Sums I (mx) wrote: Weird, 80's oddity. When I saw it as a child, it was mildly entertaining . Revisiting as an adult its a confusing mess of sci-fi, humor, and strange sexual overtones. What the duck is going on here? Jeffrey Jones is painful to watch - I want to give him a soothing cough drop. Howard the Duck is annoying, not at all endearing. The sci-fi storyline is flawed, cliche and again -- weird (and not in the a good "Weird Science" sort of way). The only good thing here is that Lea Thompson looks terrific in her underwear. She's not shy at all while making the bed with Howard (and the camera) staring on in delight. This one bedroom scene is the only thing that keeps this movie on the pop culture radar -- and that's probably not a good foundation for a movie.

Jack G (gb) wrote: easily Pasolini's worst. Terence Stamp, wtf man

Nate T (mx) wrote: If you don't have claustrophobia organically, you'll likely have developed it in some form after watching this one. Another hit by Polanski. Once again Art House though... Part of The Criterion Collection and on Blu-ray in the US.

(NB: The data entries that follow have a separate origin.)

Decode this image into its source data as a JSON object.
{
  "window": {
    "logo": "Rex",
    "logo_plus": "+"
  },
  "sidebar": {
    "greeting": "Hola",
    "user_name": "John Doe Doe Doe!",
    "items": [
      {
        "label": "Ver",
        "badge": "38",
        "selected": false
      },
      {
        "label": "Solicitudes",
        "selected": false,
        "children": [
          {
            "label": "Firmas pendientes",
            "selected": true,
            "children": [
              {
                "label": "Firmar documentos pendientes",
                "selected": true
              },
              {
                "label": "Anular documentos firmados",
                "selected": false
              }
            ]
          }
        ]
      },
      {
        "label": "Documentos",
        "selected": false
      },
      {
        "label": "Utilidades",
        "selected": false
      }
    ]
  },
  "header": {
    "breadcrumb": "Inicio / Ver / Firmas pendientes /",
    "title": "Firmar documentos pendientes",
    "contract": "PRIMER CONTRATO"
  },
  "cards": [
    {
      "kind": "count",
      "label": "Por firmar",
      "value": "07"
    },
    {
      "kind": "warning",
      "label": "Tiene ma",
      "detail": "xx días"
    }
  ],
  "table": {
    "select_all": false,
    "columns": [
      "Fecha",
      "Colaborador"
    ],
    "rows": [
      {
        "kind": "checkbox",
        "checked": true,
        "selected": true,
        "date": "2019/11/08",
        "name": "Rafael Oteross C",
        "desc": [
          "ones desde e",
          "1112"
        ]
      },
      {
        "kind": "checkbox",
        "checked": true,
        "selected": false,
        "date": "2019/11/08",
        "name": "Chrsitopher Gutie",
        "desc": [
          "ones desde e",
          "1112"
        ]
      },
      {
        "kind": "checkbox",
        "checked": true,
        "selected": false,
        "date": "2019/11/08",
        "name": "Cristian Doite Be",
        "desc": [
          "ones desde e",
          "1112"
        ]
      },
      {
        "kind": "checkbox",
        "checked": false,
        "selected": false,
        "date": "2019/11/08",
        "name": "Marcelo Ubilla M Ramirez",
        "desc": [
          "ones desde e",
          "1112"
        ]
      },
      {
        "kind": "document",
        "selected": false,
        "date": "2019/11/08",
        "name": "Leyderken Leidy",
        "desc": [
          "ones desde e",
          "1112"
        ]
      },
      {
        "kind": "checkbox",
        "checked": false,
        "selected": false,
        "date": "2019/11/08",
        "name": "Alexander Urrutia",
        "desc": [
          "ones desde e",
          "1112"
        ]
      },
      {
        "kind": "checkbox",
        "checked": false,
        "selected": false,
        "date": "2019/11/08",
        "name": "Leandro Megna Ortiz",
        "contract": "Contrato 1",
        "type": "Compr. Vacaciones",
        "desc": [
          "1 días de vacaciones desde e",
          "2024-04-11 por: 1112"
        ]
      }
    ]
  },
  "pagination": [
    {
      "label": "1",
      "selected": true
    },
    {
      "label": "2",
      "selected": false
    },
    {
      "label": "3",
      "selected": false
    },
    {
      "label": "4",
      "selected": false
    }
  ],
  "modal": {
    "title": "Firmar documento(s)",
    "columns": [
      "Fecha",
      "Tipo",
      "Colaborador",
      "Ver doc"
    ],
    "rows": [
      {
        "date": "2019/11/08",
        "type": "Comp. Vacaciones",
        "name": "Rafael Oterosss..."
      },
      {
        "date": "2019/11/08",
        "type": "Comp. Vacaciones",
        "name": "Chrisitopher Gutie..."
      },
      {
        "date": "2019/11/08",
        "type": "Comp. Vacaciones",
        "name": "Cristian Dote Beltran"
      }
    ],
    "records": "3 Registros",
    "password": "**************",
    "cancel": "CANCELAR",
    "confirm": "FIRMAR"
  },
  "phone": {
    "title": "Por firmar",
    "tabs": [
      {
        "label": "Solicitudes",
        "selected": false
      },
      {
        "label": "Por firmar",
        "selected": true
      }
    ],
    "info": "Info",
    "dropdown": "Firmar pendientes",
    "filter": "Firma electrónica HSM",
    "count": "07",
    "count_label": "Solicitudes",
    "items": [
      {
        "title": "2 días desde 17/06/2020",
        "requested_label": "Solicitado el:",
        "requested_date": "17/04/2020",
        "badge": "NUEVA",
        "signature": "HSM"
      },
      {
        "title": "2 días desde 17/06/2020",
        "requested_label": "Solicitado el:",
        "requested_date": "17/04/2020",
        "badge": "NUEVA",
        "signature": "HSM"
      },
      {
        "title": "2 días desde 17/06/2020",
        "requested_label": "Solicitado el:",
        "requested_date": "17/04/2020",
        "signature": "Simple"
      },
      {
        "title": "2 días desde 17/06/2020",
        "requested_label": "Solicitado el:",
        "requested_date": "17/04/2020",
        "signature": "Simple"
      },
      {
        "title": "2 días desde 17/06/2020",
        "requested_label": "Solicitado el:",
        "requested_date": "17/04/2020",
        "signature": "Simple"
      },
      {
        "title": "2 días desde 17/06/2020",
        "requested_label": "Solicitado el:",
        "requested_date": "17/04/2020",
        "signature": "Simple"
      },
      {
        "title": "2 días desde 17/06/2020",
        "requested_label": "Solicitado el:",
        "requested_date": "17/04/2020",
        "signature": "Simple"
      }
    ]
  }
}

Tibor B (de) wrote: Some of Britains finest filmmakers made propaganda driven films during the war, and this is one of Powell and Pressburgers. As a narrative it is fairly dull and heavy going, but it is clearly more interested in informing the public at the time of the sacrifices and support that anti-Nazi groups in Holland were giving the allies, here a bomber crew bailed from their damaged plane. More of interest from a historical point of view than a particularly enjoyable film, but there are some good moments particularly on the initial bombing runs.

Asa B (us) wrote: I didn't expect to laugh out loud so many times, but I couldn't resist during this charming comedy, with a sparkling Garbo!

Andrew S (kr) wrote: Having more of Finch's role than Jim and his dad, the movie is not as silly like what the franchise delivers to us from the previous two.